§ Exercise brief: Scan the data. Collect each line that contains the word "label".

[Collected data]
====================

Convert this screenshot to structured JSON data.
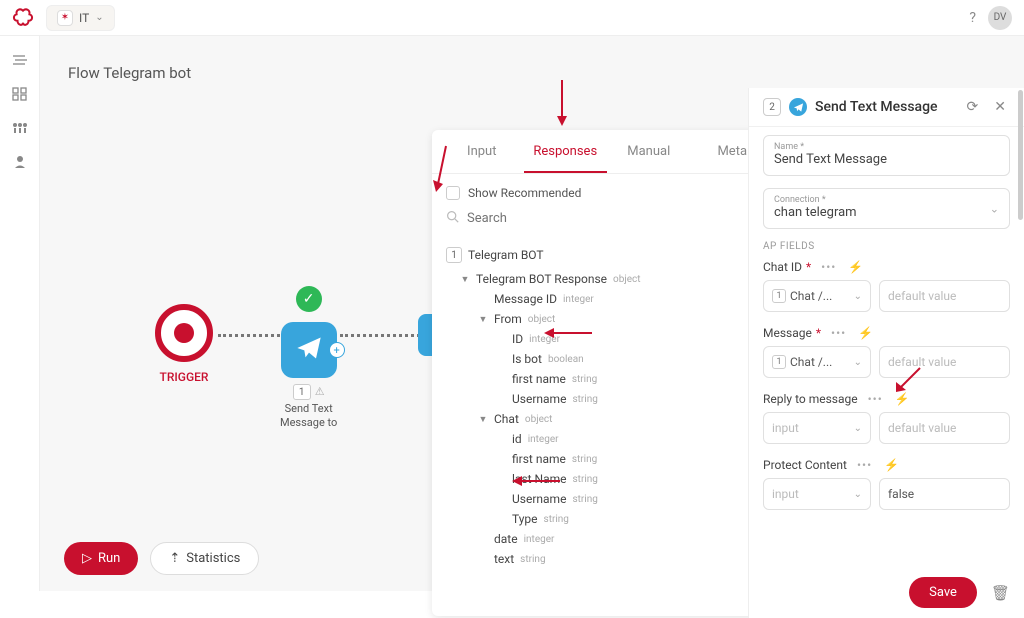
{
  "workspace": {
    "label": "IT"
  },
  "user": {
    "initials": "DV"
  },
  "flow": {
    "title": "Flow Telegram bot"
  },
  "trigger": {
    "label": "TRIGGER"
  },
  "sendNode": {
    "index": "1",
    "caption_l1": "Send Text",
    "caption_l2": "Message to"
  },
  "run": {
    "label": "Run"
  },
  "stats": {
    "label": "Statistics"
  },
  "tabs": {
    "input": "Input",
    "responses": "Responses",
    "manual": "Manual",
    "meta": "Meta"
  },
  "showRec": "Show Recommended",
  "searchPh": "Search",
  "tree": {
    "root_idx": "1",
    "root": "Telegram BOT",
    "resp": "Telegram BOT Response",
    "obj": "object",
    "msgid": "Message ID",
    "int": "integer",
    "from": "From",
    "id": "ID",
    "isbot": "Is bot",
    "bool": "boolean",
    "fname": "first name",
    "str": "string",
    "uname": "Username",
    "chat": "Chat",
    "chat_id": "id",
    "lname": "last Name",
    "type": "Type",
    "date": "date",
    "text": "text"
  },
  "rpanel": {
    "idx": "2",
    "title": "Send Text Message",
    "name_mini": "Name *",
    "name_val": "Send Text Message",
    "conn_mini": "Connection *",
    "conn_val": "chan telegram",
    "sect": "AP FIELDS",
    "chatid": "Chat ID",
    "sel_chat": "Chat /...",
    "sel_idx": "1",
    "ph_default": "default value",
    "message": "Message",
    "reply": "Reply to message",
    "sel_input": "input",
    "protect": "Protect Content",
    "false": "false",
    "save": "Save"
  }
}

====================

§ Answer for this exercise:
    "label": "IT"
    "label": "TRIGGER"
    "label": "Run"
    "label": "Statistics"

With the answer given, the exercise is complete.